*** Opening GIVEN DATA ***
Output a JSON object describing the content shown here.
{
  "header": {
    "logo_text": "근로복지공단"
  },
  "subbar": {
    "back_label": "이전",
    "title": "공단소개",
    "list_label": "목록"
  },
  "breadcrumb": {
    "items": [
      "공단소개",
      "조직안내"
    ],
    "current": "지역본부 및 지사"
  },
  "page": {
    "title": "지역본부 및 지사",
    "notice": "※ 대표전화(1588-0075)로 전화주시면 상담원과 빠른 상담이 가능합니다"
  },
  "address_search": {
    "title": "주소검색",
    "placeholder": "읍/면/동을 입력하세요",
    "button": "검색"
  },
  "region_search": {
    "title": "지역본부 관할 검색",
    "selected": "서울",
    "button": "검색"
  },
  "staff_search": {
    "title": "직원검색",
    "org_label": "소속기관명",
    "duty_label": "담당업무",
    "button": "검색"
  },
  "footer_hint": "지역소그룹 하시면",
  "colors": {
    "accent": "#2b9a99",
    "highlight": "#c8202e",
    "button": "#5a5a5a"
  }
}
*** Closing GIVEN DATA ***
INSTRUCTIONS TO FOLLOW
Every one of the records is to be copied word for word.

SOLVED EXERCISE
Output a JSON object describing the content shown here.
{
  "header": {
    "logo_text": "근로복지공단"
  },
  "subbar": {
    "back_label": "이전",
    "title": "공단소개",
    "list_label": "목록"
  },
  "breadcrumb": {
    "items": [
      "공단소개",
      "조직안내"
    ],
    "current": "지역본부 및 지사"
  },
  "page": {
    "title": "지역본부 및 지사",
    "notice": "※ 대표전화(1588-0075)로 전화주시면 상담원과 빠른 상담이 가능합니다"
  },
  "address_search": {
    "title": "주소검색",
    "placeholder": "읍/면/동을 입력하세요",
    "button": "검색"
  },
  "region_search": {
    "title": "지역본부 관할 검색",
    "selected": "서울",
    "button": "검색"
  },
  "staff_search": {
    "title": "직원검색",
    "org_label": "소속기관명",
    "duty_label": "담당업무",
    "button": "검색"
  },
  "footer_hint": "지역소그룹 하시면",
  "colors": {
    "accent": "#2b9a99",
    "highlight": "#c8202e",
    "button": "#5a5a5a"
  }
}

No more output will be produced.